:: RECORD EXCERPTS ::

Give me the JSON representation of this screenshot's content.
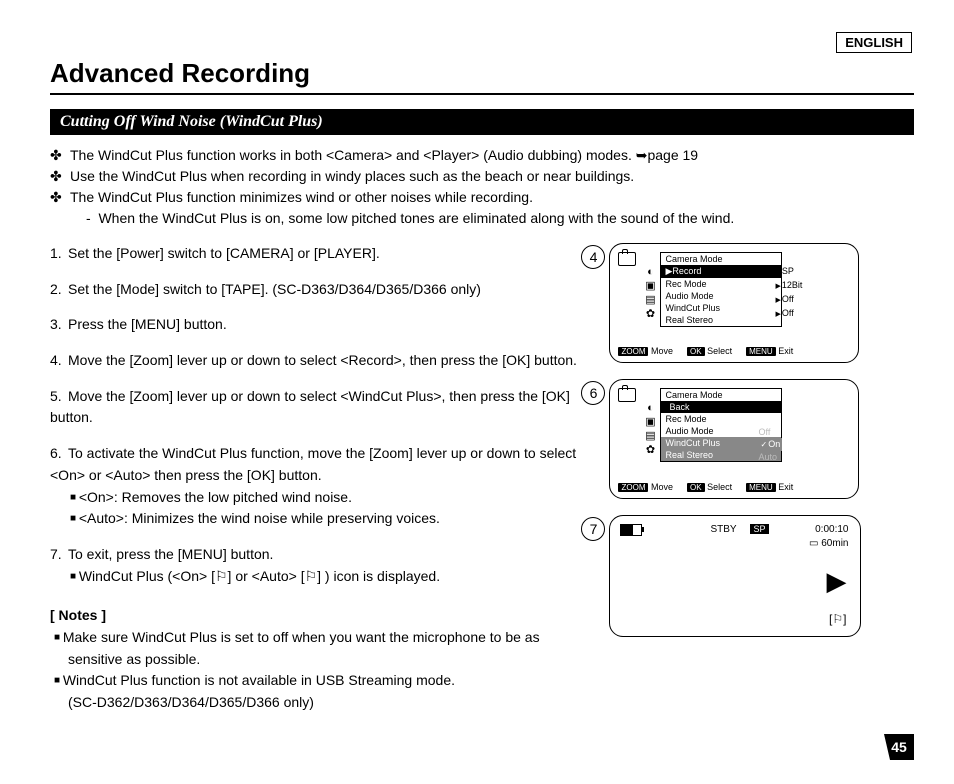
{
  "lang": "ENGLISH",
  "title": "Advanced Recording",
  "section": "Cutting Off Wind Noise (WindCut Plus)",
  "intro1": "The WindCut Plus function works in both <Camera> and <Player> (Audio dubbing) modes. ➥page 19",
  "intro2": "Use the WindCut Plus when recording in windy places such as the beach or near buildings.",
  "intro3": "The WindCut Plus function minimizes wind or other noises while recording.",
  "intro3sub": "When the WindCut Plus is on, some low pitched tones are eliminated along with the sound of the wind.",
  "step1": "Set the [Power] switch to [CAMERA] or [PLAYER].",
  "step2": "Set the [Mode] switch to [TAPE]. (SC-D363/D364/D365/D366 only)",
  "step3": "Press the [MENU] button.",
  "step4": "Move the [Zoom] lever up or down to select <Record>, then press the [OK] button.",
  "step5": "Move the [Zoom] lever up or down to select <WindCut Plus>, then press the [OK] button.",
  "step6a": "To activate the WindCut Plus function, move the [Zoom] lever up or down to select <On> or <Auto> then press the [OK] button.",
  "step6b": "<On>: Removes the low pitched wind noise.",
  "step6c": "<Auto>: Minimizes the wind noise while preserving voices.",
  "step7a": "To exit, press the [MENU] button.",
  "step7b": "WindCut Plus (<On> [⚐]  or <Auto> [⚐] ) icon is displayed.",
  "notes_hdr": "[ Notes ]",
  "note1": "Make sure WindCut Plus is set to off when you want the microphone to be as sensitive as possible.",
  "note2": "WindCut Plus function is not available in USB Streaming mode.",
  "note2b": "(SC-D362/D363/D364/D365/D366 only)",
  "fig4": {
    "menu_title": "Camera Mode",
    "r0": "Record",
    "r1": "Rec Mode",
    "r2": "Audio Mode",
    "r3": "WindCut Plus",
    "r4": "Real Stereo",
    "v1": "SP",
    "v2": "12Bit",
    "v3": "Off",
    "v4": "Off",
    "f_zoom": "ZOOM",
    "f_move": "Move",
    "f_ok": "OK",
    "f_sel": "Select",
    "f_menu": "MENU",
    "f_exit": "Exit"
  },
  "fig6": {
    "menu_title": "Camera Mode",
    "r0": "Back",
    "r1": "Rec Mode",
    "r2": "Audio Mode",
    "r3": "WindCut Plus",
    "r4": "Real Stereo",
    "o1": "Off",
    "o2": "On",
    "o3": "Auto"
  },
  "fig7": {
    "stby": "STBY",
    "sp": "SP",
    "time": "0:00:10",
    "min": "60min"
  },
  "pagenum": "45"
}
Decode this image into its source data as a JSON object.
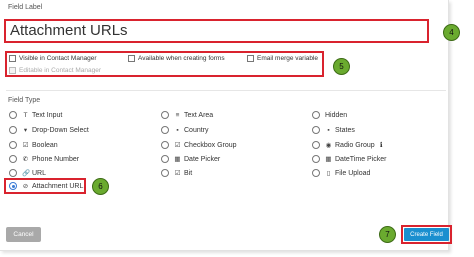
{
  "field_label": {
    "caption": "Field Label",
    "value": "Attachment URLs"
  },
  "options": {
    "visible_in_contact_manager": "Visible in Contact Manager",
    "available_when_creating_forms": "Available when creating forms",
    "email_merge_variable": "Email merge variable",
    "editable_in_contact_manager": "Editable in Contact Manager"
  },
  "field_type": {
    "caption": "Field Type",
    "col1": [
      {
        "icon": "T",
        "label": "Text Input"
      },
      {
        "icon": "▾",
        "label": "Drop-Down Select"
      },
      {
        "icon": "☑",
        "label": "Boolean"
      },
      {
        "icon": "✆",
        "label": "Phone Number"
      },
      {
        "icon": "🔗",
        "label": "URL"
      },
      {
        "icon": "⊘",
        "label": "Attachment URL"
      }
    ],
    "col2": [
      {
        "icon": "≡",
        "label": "Text Area"
      },
      {
        "icon": "▪",
        "label": "Country"
      },
      {
        "icon": "☑",
        "label": "Checkbox Group"
      },
      {
        "icon": "▦",
        "label": "Date Picker"
      },
      {
        "icon": "☑",
        "label": "Bit"
      }
    ],
    "col3": [
      {
        "icon": "",
        "label": "Hidden"
      },
      {
        "icon": "▪",
        "label": "States"
      },
      {
        "icon": "◉",
        "label": "Radio Group",
        "info": "ℹ"
      },
      {
        "icon": "▦",
        "label": "DateTime Picker"
      },
      {
        "icon": "▯",
        "label": "File Upload"
      }
    ]
  },
  "badges": {
    "b4": "4",
    "b5": "5",
    "b6": "6",
    "b7": "7"
  },
  "buttons": {
    "cancel": "Cancel",
    "create": "Create Field"
  },
  "colors": {
    "highlight": "#d9232e",
    "badge": "#6aaa2f",
    "primary": "#1a8fcf",
    "secondary": "#a9a9a9"
  }
}
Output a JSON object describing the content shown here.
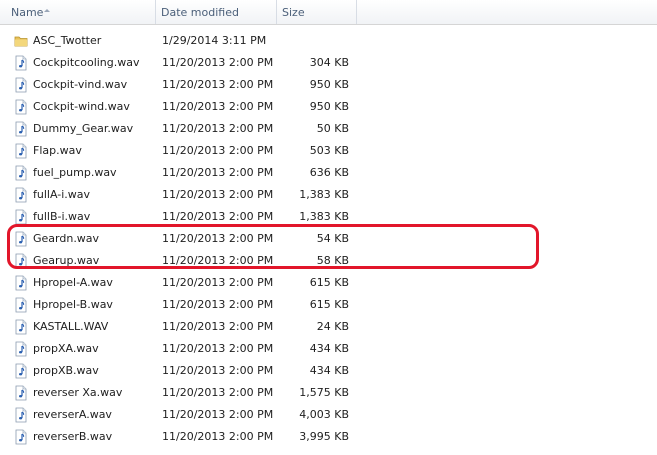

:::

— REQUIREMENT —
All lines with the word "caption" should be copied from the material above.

— EXERCISE ANSWER —
    "caption": "Field Label",
    "caption": "Field Type",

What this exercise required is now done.